- Task requirements -
If a picture appears in the records, skip it; copy everything else exactly.

- Dataset extract -

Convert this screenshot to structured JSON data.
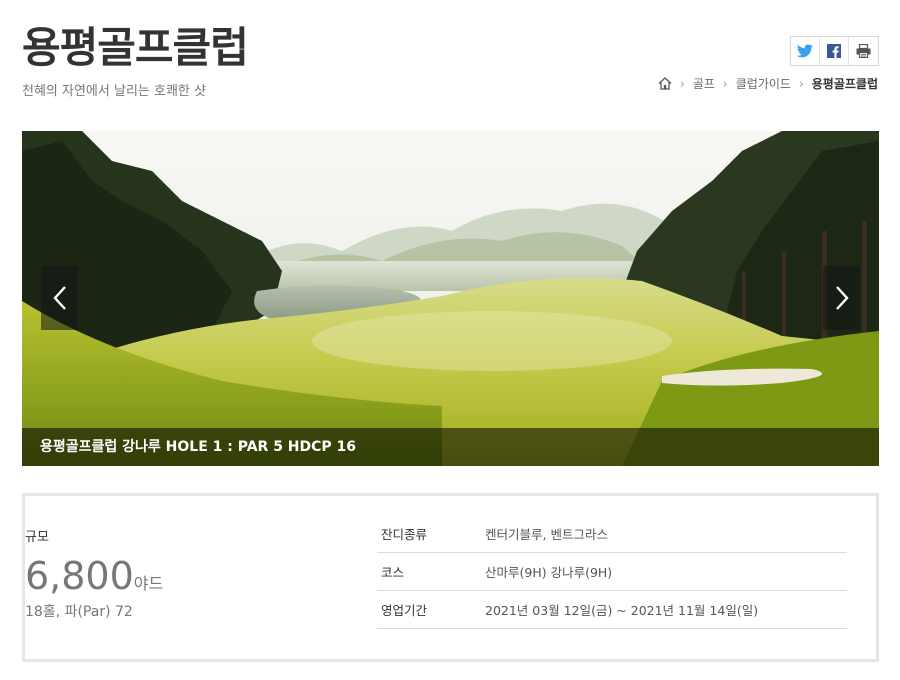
{
  "header": {
    "title": "용평골프클럽",
    "subtitle": "천혜의 자연에서 날리는 호쾌한 샷"
  },
  "share": {
    "icons": [
      "twitter-icon",
      "facebook-icon",
      "print-icon"
    ],
    "twitter_color": "#3aa1f0",
    "facebook_color": "#3b5998"
  },
  "breadcrumb": {
    "items": [
      "골프",
      "클럽가이드",
      "용평골프클럽"
    ]
  },
  "hero": {
    "caption": "용평골프클럽 강나루 HOLE 1 : PAR 5 HDCP 16"
  },
  "info": {
    "size_label": "규모",
    "size_number": "6,800",
    "size_unit": "야드",
    "size_detail": "18홀, 파(Par) 72",
    "specs": [
      {
        "label": "잔디종류",
        "value": "켄터기블루, 벤트그라스"
      },
      {
        "label": "코스",
        "value": "산마루(9H) 강나루(9H)"
      },
      {
        "label": "영업기간",
        "value": "2021년 03월 12일(금) ~ 2021년 11월 14일(일)"
      }
    ]
  }
}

- Your solution -
Convert this screenshot to structured JSON data.
{
  "header": {
    "title": "용평골프클럽",
    "subtitle": "천혜의 자연에서 날리는 호쾌한 샷"
  },
  "share": {
    "icons": [
      "twitter-icon",
      "facebook-icon",
      "print-icon"
    ],
    "twitter_color": "#3aa1f0",
    "facebook_color": "#3b5998"
  },
  "breadcrumb": {
    "items": [
      "골프",
      "클럽가이드",
      "용평골프클럽"
    ]
  },
  "hero": {
    "caption": "용평골프클럽 강나루 HOLE 1 : PAR 5 HDCP 16"
  },
  "info": {
    "size_label": "규모",
    "size_number": "6,800",
    "size_unit": "야드",
    "size_detail": "18홀, 파(Par) 72",
    "specs": [
      {
        "label": "잔디종류",
        "value": "켄터기블루, 벤트그라스"
      },
      {
        "label": "코스",
        "value": "산마루(9H) 강나루(9H)"
      },
      {
        "label": "영업기간",
        "value": "2021년 03월 12일(금) ~ 2021년 11월 14일(일)"
      }
    ]
  }
}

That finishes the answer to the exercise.